## Source data
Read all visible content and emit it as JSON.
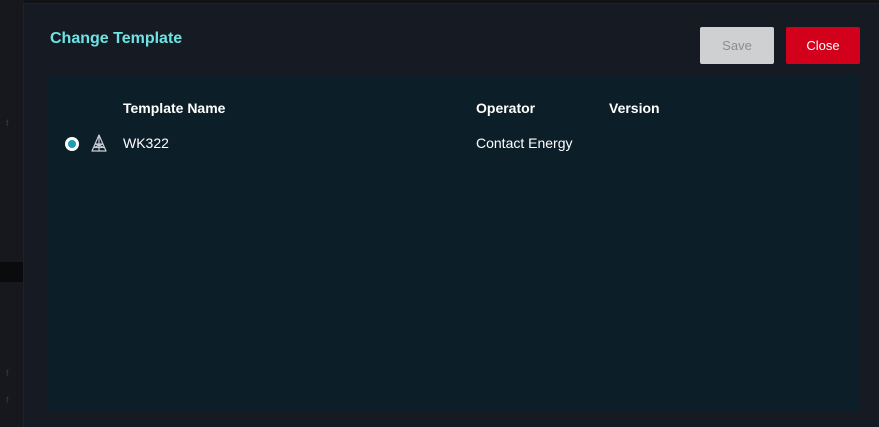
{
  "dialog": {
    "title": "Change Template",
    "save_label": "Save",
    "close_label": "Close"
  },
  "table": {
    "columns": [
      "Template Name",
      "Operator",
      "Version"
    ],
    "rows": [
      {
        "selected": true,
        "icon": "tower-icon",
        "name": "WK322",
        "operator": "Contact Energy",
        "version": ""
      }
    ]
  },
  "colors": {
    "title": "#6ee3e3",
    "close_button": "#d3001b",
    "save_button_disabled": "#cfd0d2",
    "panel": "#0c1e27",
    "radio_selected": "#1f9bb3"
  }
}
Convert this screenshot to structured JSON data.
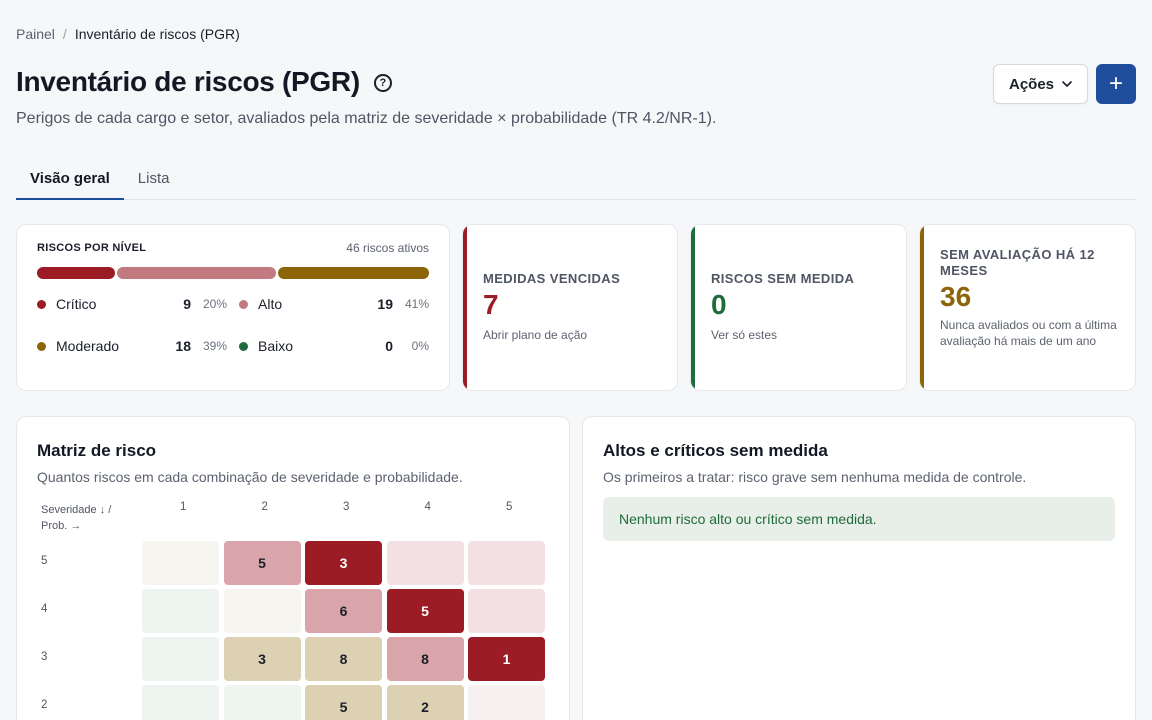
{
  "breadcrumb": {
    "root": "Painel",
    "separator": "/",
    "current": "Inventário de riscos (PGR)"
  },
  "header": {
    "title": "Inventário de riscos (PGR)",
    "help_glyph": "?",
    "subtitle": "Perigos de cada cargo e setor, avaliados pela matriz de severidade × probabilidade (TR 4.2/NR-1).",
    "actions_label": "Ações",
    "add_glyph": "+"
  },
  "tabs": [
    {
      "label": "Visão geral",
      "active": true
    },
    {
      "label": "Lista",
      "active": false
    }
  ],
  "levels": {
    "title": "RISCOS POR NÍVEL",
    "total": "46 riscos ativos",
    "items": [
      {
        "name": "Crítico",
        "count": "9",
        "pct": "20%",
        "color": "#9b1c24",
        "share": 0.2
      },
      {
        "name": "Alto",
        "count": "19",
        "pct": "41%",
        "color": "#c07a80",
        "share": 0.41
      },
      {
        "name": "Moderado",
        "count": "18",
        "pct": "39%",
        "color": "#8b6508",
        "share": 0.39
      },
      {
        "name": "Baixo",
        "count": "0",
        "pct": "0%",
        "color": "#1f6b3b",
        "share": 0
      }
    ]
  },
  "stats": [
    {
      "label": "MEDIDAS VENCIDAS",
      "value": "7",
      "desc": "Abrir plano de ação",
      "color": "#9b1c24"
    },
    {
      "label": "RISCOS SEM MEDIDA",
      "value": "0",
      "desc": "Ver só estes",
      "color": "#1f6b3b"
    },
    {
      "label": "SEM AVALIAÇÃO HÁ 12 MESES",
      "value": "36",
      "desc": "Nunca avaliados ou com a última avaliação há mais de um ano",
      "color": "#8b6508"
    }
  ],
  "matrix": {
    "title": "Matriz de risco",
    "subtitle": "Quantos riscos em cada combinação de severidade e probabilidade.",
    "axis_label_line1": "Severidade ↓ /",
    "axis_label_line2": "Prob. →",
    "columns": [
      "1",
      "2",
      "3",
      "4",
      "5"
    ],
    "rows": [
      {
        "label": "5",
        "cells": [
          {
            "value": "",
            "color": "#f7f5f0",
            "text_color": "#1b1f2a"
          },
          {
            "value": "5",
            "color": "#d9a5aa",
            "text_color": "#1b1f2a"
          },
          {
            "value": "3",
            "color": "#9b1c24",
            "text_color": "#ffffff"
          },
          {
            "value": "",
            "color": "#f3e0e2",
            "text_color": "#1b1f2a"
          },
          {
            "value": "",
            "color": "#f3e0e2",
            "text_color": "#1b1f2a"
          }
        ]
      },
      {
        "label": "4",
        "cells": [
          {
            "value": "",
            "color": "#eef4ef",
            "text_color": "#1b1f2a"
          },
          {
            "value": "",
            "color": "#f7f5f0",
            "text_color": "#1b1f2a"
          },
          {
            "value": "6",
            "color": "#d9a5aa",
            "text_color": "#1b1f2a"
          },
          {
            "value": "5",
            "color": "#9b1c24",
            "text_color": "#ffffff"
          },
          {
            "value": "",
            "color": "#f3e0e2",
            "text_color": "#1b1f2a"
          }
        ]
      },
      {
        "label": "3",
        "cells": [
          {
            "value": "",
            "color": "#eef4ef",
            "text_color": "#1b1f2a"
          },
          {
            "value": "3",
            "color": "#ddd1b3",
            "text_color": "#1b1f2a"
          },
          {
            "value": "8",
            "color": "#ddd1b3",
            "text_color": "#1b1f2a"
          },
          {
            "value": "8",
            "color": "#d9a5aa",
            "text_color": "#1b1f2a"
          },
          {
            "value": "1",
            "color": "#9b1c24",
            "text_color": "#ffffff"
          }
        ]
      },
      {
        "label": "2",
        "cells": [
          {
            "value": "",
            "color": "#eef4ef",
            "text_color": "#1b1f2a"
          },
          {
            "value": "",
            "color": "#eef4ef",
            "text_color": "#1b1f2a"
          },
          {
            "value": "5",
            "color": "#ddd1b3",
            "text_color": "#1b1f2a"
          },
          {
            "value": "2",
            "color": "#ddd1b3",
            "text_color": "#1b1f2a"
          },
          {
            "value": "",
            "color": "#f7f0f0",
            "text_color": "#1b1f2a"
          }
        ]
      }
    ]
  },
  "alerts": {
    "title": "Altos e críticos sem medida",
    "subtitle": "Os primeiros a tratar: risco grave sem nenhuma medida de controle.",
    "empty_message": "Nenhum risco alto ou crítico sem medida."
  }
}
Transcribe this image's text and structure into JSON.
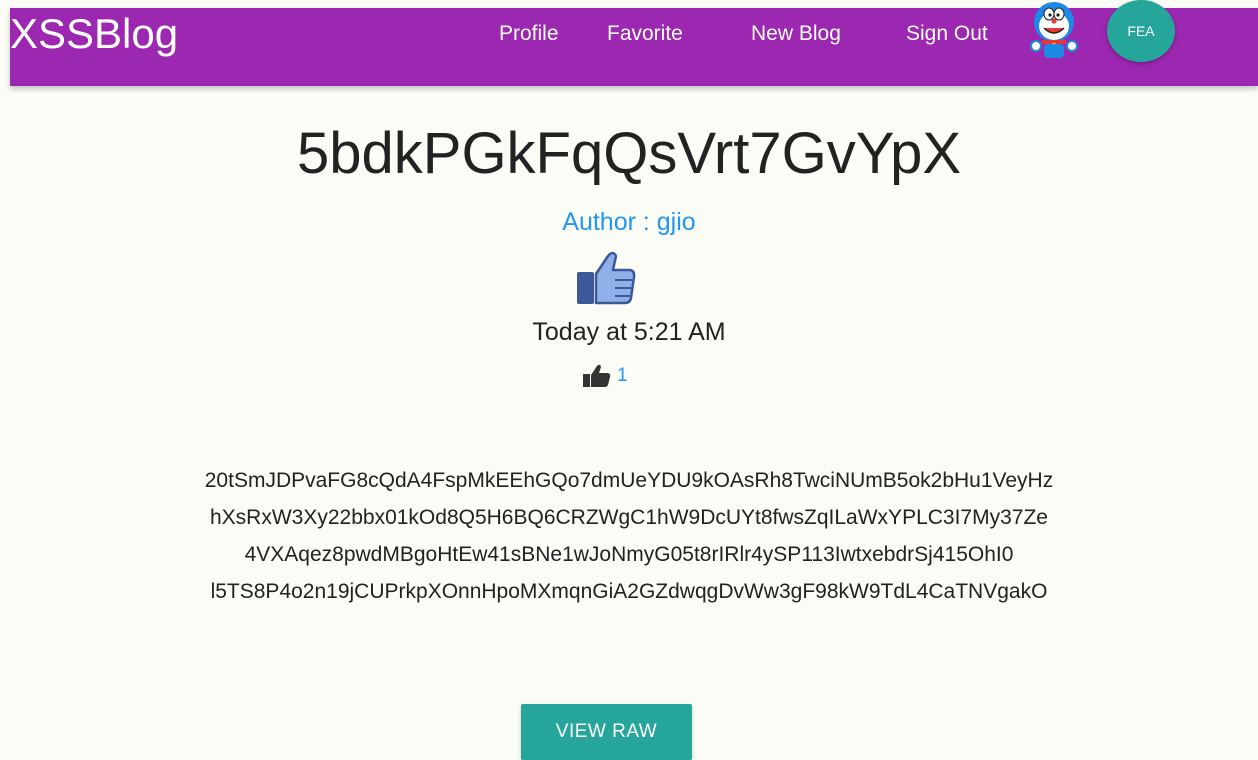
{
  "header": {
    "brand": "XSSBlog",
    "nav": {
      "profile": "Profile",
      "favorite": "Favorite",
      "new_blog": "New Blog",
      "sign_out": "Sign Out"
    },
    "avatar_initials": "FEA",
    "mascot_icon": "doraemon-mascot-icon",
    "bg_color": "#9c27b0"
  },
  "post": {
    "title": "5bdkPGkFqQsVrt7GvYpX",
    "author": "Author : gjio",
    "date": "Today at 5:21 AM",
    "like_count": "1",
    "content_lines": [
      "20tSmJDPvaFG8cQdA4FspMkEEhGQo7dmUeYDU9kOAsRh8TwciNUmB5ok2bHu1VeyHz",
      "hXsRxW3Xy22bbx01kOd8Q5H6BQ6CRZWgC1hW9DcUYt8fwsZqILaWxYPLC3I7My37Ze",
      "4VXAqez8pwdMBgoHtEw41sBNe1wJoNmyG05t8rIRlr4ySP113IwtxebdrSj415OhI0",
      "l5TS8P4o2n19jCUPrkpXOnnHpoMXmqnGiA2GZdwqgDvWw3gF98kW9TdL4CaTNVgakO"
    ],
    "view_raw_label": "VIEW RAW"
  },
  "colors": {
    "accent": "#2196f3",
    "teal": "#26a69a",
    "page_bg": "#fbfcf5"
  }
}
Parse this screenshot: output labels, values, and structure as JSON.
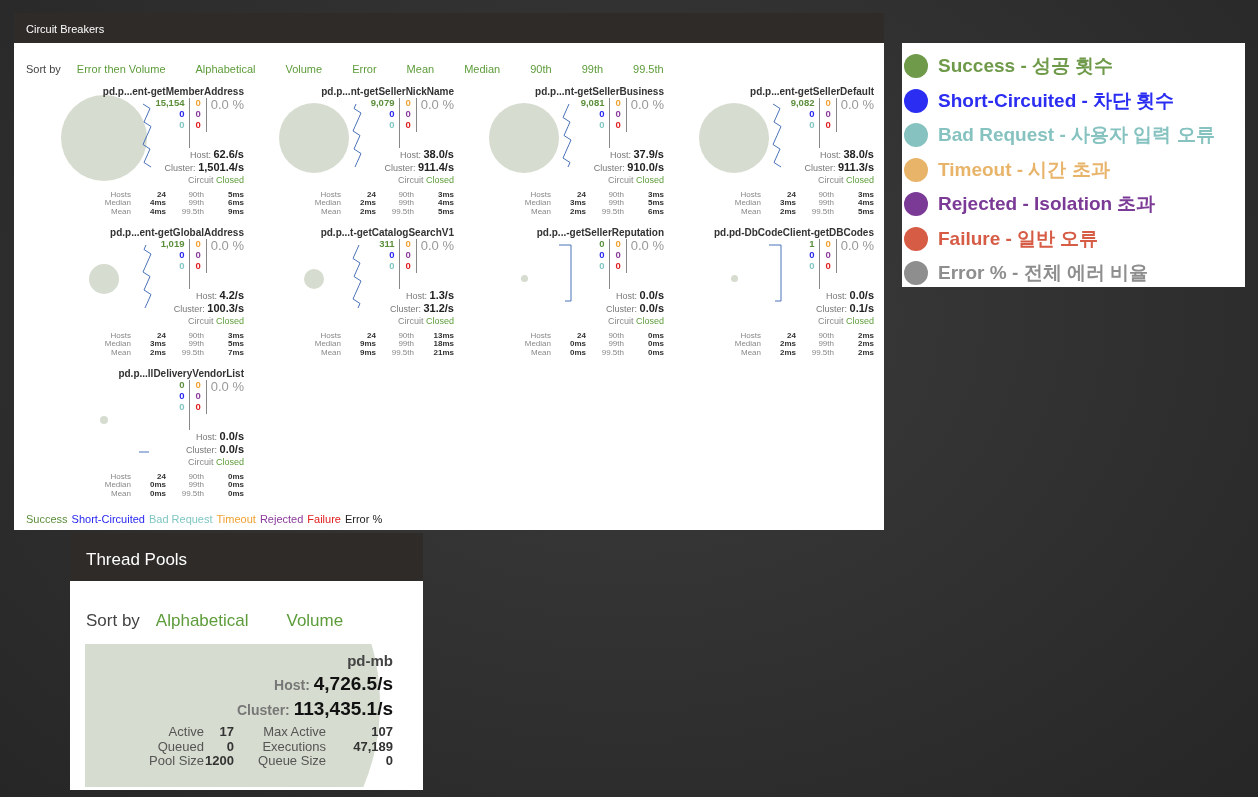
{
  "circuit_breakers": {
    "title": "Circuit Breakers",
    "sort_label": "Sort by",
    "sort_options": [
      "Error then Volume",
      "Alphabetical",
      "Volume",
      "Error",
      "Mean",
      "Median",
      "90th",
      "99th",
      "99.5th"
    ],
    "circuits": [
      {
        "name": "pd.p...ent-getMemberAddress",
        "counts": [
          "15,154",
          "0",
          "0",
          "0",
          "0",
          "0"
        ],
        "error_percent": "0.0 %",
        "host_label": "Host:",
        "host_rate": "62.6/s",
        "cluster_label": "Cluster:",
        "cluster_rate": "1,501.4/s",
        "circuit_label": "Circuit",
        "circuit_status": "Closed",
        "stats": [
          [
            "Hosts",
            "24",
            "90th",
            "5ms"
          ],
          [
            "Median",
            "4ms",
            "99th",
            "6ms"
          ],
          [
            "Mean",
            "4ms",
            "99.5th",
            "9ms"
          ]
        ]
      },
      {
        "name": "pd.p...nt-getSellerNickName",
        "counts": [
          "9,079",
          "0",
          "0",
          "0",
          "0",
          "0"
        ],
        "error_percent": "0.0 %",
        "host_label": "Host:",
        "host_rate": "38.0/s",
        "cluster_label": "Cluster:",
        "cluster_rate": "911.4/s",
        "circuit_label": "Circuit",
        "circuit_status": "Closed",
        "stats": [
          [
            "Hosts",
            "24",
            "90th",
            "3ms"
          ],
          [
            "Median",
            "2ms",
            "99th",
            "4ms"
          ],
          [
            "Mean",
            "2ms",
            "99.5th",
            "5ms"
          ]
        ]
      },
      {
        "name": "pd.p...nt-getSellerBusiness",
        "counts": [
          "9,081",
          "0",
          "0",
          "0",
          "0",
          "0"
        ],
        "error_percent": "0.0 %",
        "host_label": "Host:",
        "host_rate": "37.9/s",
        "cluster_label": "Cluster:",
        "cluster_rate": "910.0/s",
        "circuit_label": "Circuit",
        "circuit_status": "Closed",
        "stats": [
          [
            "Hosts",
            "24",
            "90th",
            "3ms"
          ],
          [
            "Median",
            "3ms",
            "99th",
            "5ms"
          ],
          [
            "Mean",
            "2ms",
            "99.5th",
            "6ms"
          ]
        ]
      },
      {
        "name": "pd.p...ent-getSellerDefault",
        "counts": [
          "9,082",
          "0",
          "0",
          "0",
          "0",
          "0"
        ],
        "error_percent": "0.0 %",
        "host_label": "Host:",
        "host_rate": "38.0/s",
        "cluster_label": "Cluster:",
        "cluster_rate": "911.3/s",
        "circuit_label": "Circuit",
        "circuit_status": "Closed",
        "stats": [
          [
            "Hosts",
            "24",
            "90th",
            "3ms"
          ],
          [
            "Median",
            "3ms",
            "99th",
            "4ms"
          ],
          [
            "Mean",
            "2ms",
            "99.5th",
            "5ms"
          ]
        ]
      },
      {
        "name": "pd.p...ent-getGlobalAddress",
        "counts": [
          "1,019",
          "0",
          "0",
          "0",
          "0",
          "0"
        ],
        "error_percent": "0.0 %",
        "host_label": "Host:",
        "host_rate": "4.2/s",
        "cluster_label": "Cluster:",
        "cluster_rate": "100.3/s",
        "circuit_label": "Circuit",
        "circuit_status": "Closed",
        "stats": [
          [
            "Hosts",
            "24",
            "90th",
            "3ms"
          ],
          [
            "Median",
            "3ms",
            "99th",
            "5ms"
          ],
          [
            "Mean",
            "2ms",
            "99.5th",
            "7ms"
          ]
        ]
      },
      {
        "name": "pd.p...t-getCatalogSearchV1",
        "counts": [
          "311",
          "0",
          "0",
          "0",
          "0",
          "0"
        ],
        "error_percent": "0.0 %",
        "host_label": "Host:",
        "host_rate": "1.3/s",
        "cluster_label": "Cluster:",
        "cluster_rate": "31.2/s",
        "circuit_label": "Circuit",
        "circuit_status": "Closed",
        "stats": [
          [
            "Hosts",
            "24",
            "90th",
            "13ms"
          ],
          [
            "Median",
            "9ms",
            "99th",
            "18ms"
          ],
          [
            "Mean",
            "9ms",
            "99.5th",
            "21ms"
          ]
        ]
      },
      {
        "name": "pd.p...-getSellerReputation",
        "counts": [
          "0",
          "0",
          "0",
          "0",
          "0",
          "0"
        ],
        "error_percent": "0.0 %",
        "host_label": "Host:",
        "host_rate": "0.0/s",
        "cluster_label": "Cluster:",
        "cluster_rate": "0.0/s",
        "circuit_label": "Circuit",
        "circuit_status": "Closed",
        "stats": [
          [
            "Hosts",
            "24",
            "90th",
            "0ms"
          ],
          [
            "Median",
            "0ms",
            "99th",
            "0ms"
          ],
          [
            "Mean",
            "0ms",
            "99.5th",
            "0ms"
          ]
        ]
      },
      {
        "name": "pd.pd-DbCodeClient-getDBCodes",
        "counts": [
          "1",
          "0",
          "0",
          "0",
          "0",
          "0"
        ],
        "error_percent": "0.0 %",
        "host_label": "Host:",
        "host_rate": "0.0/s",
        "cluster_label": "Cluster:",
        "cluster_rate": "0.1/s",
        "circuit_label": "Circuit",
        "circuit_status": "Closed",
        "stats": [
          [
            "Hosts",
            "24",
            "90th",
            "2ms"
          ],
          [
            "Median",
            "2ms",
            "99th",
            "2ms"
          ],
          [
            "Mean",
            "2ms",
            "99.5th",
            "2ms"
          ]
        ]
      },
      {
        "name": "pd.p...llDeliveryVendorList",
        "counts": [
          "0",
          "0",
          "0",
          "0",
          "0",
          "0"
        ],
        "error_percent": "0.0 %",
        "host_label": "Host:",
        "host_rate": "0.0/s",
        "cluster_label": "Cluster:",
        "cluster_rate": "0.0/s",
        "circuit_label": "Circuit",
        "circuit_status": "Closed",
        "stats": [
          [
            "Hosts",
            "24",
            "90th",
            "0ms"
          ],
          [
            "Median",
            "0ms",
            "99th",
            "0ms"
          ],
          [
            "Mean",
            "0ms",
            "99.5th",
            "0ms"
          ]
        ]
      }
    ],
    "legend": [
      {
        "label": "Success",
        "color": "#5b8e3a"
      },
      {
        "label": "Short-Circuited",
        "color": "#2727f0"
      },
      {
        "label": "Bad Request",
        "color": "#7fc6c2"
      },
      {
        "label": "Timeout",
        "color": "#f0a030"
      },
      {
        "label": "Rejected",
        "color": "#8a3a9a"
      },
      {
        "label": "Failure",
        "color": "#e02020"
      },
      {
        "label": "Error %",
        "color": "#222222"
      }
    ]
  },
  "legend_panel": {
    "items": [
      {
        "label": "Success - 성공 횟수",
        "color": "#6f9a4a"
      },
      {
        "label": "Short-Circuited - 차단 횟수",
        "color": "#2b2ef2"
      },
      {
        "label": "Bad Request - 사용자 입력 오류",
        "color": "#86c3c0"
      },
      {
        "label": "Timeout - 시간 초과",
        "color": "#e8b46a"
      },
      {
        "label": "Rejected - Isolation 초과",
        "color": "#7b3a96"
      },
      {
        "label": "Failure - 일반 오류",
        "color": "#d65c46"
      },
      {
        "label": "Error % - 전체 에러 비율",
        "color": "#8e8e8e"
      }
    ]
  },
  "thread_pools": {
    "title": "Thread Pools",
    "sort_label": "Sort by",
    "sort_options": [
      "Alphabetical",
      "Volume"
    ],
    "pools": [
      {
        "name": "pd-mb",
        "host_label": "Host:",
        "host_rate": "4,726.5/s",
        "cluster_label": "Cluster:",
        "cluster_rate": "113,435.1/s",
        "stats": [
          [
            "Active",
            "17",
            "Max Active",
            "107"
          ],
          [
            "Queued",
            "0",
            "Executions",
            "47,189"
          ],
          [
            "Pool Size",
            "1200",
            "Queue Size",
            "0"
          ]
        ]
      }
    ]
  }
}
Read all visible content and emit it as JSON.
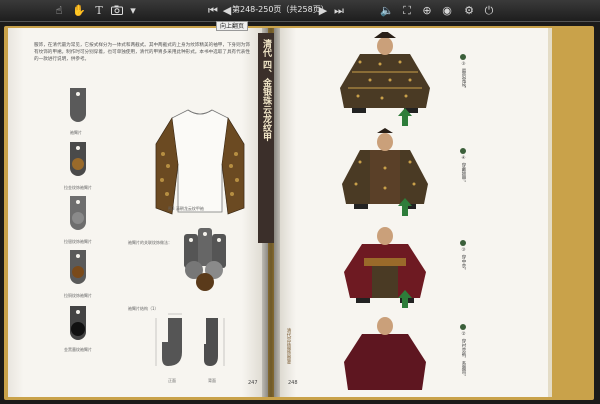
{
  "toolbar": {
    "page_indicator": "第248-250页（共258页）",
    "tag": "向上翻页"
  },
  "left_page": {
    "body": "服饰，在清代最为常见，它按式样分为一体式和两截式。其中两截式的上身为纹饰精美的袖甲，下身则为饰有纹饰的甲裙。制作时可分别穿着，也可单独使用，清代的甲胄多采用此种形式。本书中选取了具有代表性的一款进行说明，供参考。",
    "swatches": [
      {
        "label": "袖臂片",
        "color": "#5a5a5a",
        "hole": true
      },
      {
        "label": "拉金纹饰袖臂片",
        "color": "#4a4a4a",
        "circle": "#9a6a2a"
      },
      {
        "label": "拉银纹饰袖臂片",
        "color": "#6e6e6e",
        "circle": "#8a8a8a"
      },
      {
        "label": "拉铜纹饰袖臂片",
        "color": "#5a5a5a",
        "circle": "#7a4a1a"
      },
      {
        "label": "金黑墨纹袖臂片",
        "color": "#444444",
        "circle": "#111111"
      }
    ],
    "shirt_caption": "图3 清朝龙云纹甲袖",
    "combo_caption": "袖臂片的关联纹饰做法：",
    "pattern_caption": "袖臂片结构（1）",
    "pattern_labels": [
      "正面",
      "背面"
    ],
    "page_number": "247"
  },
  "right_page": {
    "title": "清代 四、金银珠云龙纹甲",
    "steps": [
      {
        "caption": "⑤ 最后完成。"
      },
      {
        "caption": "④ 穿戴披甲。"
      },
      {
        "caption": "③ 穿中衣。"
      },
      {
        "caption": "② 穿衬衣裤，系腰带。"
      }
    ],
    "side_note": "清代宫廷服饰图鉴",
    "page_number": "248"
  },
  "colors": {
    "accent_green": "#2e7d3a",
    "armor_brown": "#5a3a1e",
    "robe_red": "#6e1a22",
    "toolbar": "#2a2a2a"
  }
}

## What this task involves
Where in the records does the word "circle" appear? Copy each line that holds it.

## Answer space
        "circle": "#9a6a2a"
        "circle": "#8a8a8a"
        "circle": "#7a4a1a"
        "circle": "#111111"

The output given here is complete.